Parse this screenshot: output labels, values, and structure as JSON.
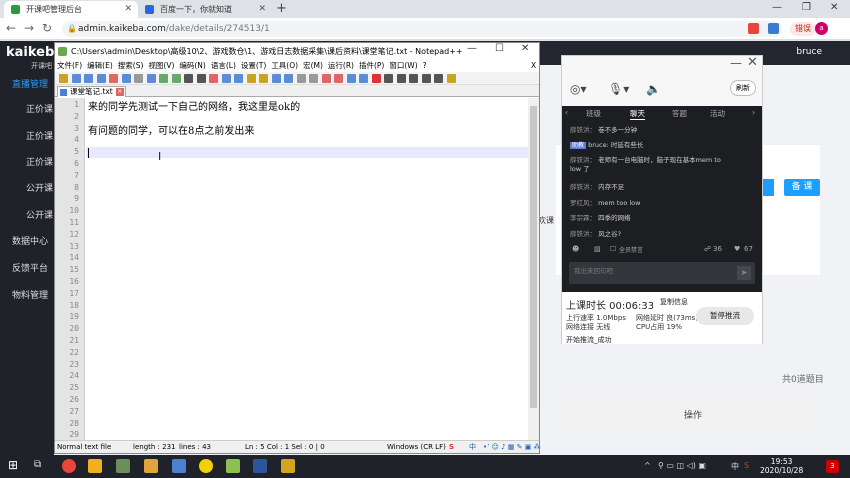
{
  "browser": {
    "tabs": [
      {
        "title": "开课吧管理后台",
        "active": true
      },
      {
        "title": "百度一下，你就知道",
        "active": false
      }
    ],
    "url_host": "admin.kaikeba.com",
    "url_path": "/dake/details/274513/1",
    "error_badge": "错误",
    "profile_initial": "a"
  },
  "webpage": {
    "brand": "kaikeba",
    "brand_sub": "开课吧",
    "sidebar": {
      "items": [
        "直播管理",
        "正价课",
        "正价课",
        "正价课",
        "公开课",
        "公开课",
        "数据中心",
        "反馈平台",
        "物料管理"
      ]
    },
    "user": "bruce",
    "beike_label": "备 课",
    "partial_text": "欢课",
    "total_text": "共0道题目",
    "op_header": "操作"
  },
  "notepad": {
    "title": "C:\\Users\\admin\\Desktop\\高级10\\2、游戏数仓\\1、游戏日志数据采集\\课后资料\\课堂笔记.txt - Notepad++",
    "menu": [
      "文件(F)",
      "编辑(E)",
      "搜索(S)",
      "视图(V)",
      "编码(N)",
      "语言(L)",
      "设置(T)",
      "工具(O)",
      "宏(M)",
      "运行(R)",
      "插件(P)",
      "窗口(W)",
      "?"
    ],
    "tab_label": "课堂笔记.txt",
    "lines": [
      "来的同学先测试一下自己的网络，我这里是ok的",
      "",
      "有问题的同学，可以在8点之前发出来",
      "",
      "",
      "",
      "",
      "",
      "",
      "",
      "",
      "",
      "",
      "",
      "",
      "",
      "",
      "",
      "",
      "",
      "",
      "",
      "",
      "",
      "",
      "",
      "",
      "",
      ""
    ],
    "line_count": 29,
    "status": {
      "type": "Normal text file",
      "length": "length : 231",
      "lines": "lines : 43",
      "pos": "Ln : 5   Col : 1   Sel : 0 | 0",
      "eol": "Windows (CR LF)",
      "ime": "中"
    }
  },
  "live_panel": {
    "refresh": "刷新",
    "tabs": [
      "班级",
      "聊天",
      "答题",
      "活动"
    ],
    "messages": [
      {
        "name": "薛铁洪：",
        "text": "卷不多一分钟",
        "badge": ""
      },
      {
        "name": "",
        "text": "bruce: 时延有些长",
        "badge": "助教"
      },
      {
        "name": "薛铁洪：",
        "text": "老师有一台电脑时，脑子现在基本mem to low 了",
        "badge": ""
      },
      {
        "name": "薛铁洪：",
        "text": "内存不足",
        "badge": ""
      },
      {
        "name": "罗红风：",
        "text": "mem too low",
        "badge": ""
      },
      {
        "name": "李宗霖：",
        "text": "四季的网络",
        "badge": ""
      },
      {
        "name": "薛铁洪：",
        "text": "风之谷?",
        "badge": ""
      }
    ],
    "only_teacher": "全员禁言",
    "online_count": "36",
    "likes": "67",
    "input_placeholder": "我出来回句吧",
    "duration_label": "上课时长 00:06:33",
    "copy_info": "复制信息",
    "upload": "上行速率  1.0Mbps",
    "latency": "网络延时  良(73ms)",
    "connection": "网络连接  无线",
    "cpu": "CPU占用  19%",
    "pause_label": "暂停推流",
    "push_status": "开始推流_成功"
  },
  "taskbar": {
    "time": "19:53",
    "date": "2020/10/28",
    "ime": "中",
    "notifications": "3"
  }
}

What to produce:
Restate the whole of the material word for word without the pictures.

Your response:
Parse this screenshot: output labels, values, and structure as JSON.
{
  "browser": {
    "tabs": [
      {
        "title": "开课吧管理后台",
        "active": true
      },
      {
        "title": "百度一下，你就知道",
        "active": false
      }
    ],
    "url_host": "admin.kaikeba.com",
    "url_path": "/dake/details/274513/1",
    "error_badge": "错误",
    "profile_initial": "a"
  },
  "webpage": {
    "brand": "kaikeba",
    "brand_sub": "开课吧",
    "sidebar": {
      "items": [
        "直播管理",
        "正价课",
        "正价课",
        "正价课",
        "公开课",
        "公开课",
        "数据中心",
        "反馈平台",
        "物料管理"
      ]
    },
    "user": "bruce",
    "beike_label": "备 课",
    "partial_text": "欢课",
    "total_text": "共0道题目",
    "op_header": "操作"
  },
  "notepad": {
    "title": "C:\\Users\\admin\\Desktop\\高级10\\2、游戏数仓\\1、游戏日志数据采集\\课后资料\\课堂笔记.txt - Notepad++",
    "menu": [
      "文件(F)",
      "编辑(E)",
      "搜索(S)",
      "视图(V)",
      "编码(N)",
      "语言(L)",
      "设置(T)",
      "工具(O)",
      "宏(M)",
      "运行(R)",
      "插件(P)",
      "窗口(W)",
      "?"
    ],
    "tab_label": "课堂笔记.txt",
    "lines": [
      "来的同学先测试一下自己的网络，我这里是ok的",
      "",
      "有问题的同学，可以在8点之前发出来",
      "",
      "",
      "",
      "",
      "",
      "",
      "",
      "",
      "",
      "",
      "",
      "",
      "",
      "",
      "",
      "",
      "",
      "",
      "",
      "",
      "",
      "",
      "",
      "",
      "",
      ""
    ],
    "line_count": 29,
    "status": {
      "type": "Normal text file",
      "length": "length : 231",
      "lines": "lines : 43",
      "pos": "Ln : 5   Col : 1   Sel : 0 | 0",
      "eol": "Windows (CR LF)",
      "ime": "中"
    }
  },
  "live_panel": {
    "refresh": "刷新",
    "tabs": [
      "班级",
      "聊天",
      "答题",
      "活动"
    ],
    "messages": [
      {
        "name": "薛铁洪：",
        "text": "卷不多一分钟",
        "badge": ""
      },
      {
        "name": "",
        "text": "bruce: 时延有些长",
        "badge": "助教"
      },
      {
        "name": "薛铁洪：",
        "text": "老师有一台电脑时，脑子现在基本mem to low 了",
        "badge": ""
      },
      {
        "name": "薛铁洪：",
        "text": "内存不足",
        "badge": ""
      },
      {
        "name": "罗红风：",
        "text": "mem too low",
        "badge": ""
      },
      {
        "name": "李宗霖：",
        "text": "四季的网络",
        "badge": ""
      },
      {
        "name": "薛铁洪：",
        "text": "风之谷?",
        "badge": ""
      }
    ],
    "only_teacher": "全员禁言",
    "online_count": "36",
    "likes": "67",
    "input_placeholder": "我出来回句吧",
    "duration_label": "上课时长 00:06:33",
    "copy_info": "复制信息",
    "upload": "上行速率  1.0Mbps",
    "latency": "网络延时  良(73ms)",
    "connection": "网络连接  无线",
    "cpu": "CPU占用  19%",
    "pause_label": "暂停推流",
    "push_status": "开始推流_成功"
  },
  "taskbar": {
    "time": "19:53",
    "date": "2020/10/28",
    "ime": "中",
    "notifications": "3"
  }
}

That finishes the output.